→ **Problem to work on**
Write the records out again. Match them exactly.

→ **Exercise inputs**
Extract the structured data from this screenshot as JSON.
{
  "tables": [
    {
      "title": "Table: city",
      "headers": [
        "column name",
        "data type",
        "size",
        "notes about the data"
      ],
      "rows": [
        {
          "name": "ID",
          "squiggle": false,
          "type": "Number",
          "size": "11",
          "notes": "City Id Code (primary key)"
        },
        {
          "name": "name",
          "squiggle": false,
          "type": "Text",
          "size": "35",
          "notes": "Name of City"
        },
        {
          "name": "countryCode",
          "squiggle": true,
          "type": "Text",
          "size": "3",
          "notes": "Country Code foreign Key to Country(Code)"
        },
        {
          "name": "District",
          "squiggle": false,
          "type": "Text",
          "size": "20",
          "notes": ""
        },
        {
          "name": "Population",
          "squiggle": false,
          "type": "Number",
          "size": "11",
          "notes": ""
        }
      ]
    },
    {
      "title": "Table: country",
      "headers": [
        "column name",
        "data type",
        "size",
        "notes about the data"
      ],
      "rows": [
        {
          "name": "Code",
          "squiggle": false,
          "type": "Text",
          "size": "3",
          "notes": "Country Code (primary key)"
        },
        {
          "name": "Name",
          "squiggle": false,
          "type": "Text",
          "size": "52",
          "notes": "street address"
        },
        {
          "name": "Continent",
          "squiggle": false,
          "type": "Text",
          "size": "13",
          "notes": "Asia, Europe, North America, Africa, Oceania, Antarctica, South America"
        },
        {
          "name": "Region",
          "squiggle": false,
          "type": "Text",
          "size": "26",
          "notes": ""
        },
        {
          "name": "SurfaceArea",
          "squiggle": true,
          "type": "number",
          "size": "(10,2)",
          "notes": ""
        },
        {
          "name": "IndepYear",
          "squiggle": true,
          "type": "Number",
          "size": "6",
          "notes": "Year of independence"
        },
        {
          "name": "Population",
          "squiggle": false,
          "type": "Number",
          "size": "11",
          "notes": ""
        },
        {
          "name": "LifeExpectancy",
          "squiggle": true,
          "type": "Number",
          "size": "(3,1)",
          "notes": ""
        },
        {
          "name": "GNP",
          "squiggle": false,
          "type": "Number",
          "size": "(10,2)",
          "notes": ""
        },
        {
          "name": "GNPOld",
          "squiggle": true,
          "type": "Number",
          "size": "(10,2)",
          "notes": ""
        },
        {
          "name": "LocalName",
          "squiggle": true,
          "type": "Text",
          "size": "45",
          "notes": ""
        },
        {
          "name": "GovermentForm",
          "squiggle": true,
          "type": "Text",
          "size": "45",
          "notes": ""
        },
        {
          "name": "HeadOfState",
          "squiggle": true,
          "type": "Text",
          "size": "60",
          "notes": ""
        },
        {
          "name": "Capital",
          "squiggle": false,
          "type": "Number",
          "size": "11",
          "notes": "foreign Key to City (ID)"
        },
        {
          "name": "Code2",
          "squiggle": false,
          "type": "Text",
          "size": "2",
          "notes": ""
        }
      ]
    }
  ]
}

→ **Exercise solution**
Extract the structured data from this screenshot as JSON.
{
  "tables": [
    {
      "title": "Table: city",
      "headers": [
        "column name",
        "data type",
        "size",
        "notes about the data"
      ],
      "rows": [
        {
          "name": "ID",
          "squiggle": false,
          "type": "Number",
          "size": "11",
          "notes": "City Id Code (primary key)"
        },
        {
          "name": "name",
          "squiggle": false,
          "type": "Text",
          "size": "35",
          "notes": "Name of City"
        },
        {
          "name": "countryCode",
          "squiggle": true,
          "type": "Text",
          "size": "3",
          "notes": "Country Code foreign Key to Country(Code)"
        },
        {
          "name": "District",
          "squiggle": false,
          "type": "Text",
          "size": "20",
          "notes": ""
        },
        {
          "name": "Population",
          "squiggle": false,
          "type": "Number",
          "size": "11",
          "notes": ""
        }
      ]
    },
    {
      "title": "Table: country",
      "headers": [
        "column name",
        "data type",
        "size",
        "notes about the data"
      ],
      "rows": [
        {
          "name": "Code",
          "squiggle": false,
          "type": "Text",
          "size": "3",
          "notes": "Country Code (primary key)"
        },
        {
          "name": "Name",
          "squiggle": false,
          "type": "Text",
          "size": "52",
          "notes": "street address"
        },
        {
          "name": "Continent",
          "squiggle": false,
          "type": "Text",
          "size": "13",
          "notes": "Asia, Europe, North America, Africa, Oceania, Antarctica, South America"
        },
        {
          "name": "Region",
          "squiggle": false,
          "type": "Text",
          "size": "26",
          "notes": ""
        },
        {
          "name": "SurfaceArea",
          "squiggle": true,
          "type": "number",
          "size": "(10,2)",
          "notes": ""
        },
        {
          "name": "IndepYear",
          "squiggle": true,
          "type": "Number",
          "size": "6",
          "notes": "Year of independence"
        },
        {
          "name": "Population",
          "squiggle": false,
          "type": "Number",
          "size": "11",
          "notes": ""
        },
        {
          "name": "LifeExpectancy",
          "squiggle": true,
          "type": "Number",
          "size": "(3,1)",
          "notes": ""
        },
        {
          "name": "GNP",
          "squiggle": false,
          "type": "Number",
          "size": "(10,2)",
          "notes": ""
        },
        {
          "name": "GNPOld",
          "squiggle": true,
          "type": "Number",
          "size": "(10,2)",
          "notes": ""
        },
        {
          "name": "LocalName",
          "squiggle": true,
          "type": "Text",
          "size": "45",
          "notes": ""
        },
        {
          "name": "GovermentForm",
          "squiggle": true,
          "type": "Text",
          "size": "45",
          "notes": ""
        },
        {
          "name": "HeadOfState",
          "squiggle": true,
          "type": "Text",
          "size": "60",
          "notes": ""
        },
        {
          "name": "Capital",
          "squiggle": false,
          "type": "Number",
          "size": "11",
          "notes": "foreign Key to City (ID)"
        },
        {
          "name": "Code2",
          "squiggle": false,
          "type": "Text",
          "size": "2",
          "notes": ""
        }
      ]
    }
  ]
}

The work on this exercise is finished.